> **Your assignment**
A verbatim copy of every record is needed.

> **Data shown**
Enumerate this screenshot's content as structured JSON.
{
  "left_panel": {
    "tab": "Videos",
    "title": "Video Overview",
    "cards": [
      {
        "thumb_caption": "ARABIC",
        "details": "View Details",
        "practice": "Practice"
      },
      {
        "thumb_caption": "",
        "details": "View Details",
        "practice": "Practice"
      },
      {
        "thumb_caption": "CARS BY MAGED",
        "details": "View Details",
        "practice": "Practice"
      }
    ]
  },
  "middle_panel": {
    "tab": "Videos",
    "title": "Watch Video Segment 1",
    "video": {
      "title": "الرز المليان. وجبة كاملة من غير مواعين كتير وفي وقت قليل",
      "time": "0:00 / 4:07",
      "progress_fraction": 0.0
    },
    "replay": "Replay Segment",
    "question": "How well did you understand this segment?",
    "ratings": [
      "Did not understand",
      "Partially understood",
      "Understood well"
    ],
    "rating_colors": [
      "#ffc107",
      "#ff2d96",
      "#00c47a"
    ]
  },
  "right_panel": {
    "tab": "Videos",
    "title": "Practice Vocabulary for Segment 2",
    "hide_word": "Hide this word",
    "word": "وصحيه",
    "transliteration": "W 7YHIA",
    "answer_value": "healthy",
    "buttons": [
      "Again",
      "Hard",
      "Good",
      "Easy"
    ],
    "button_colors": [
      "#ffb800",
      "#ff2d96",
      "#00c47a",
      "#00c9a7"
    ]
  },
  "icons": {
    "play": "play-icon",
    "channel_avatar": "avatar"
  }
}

> **Response below**
Enumerate this screenshot's content as structured JSON.
{
  "left_panel": {
    "tab": "Videos",
    "title": "Video Overview",
    "cards": [
      {
        "thumb_caption": "ARABIC",
        "details": "View Details",
        "practice": "Practice"
      },
      {
        "thumb_caption": "",
        "details": "View Details",
        "practice": "Practice"
      },
      {
        "thumb_caption": "CARS BY MAGED",
        "details": "View Details",
        "practice": "Practice"
      }
    ]
  },
  "middle_panel": {
    "tab": "Videos",
    "title": "Watch Video Segment 1",
    "video": {
      "title": "الرز المليان. وجبة كاملة من غير مواعين كتير وفي وقت قليل",
      "time": "0:00 / 4:07",
      "progress_fraction": 0.0
    },
    "replay": "Replay Segment",
    "question": "How well did you understand this segment?",
    "ratings": [
      "Did not understand",
      "Partially understood",
      "Understood well"
    ],
    "rating_colors": [
      "#ffc107",
      "#ff2d96",
      "#00c47a"
    ]
  },
  "right_panel": {
    "tab": "Videos",
    "title": "Practice Vocabulary for Segment 2",
    "hide_word": "Hide this word",
    "word": "وصحيه",
    "transliteration": "W 7YHIA",
    "answer_value": "healthy",
    "buttons": [
      "Again",
      "Hard",
      "Good",
      "Easy"
    ],
    "button_colors": [
      "#ffb800",
      "#ff2d96",
      "#00c47a",
      "#00c9a7"
    ]
  },
  "icons": {
    "play": "play-icon",
    "channel_avatar": "avatar"
  }
}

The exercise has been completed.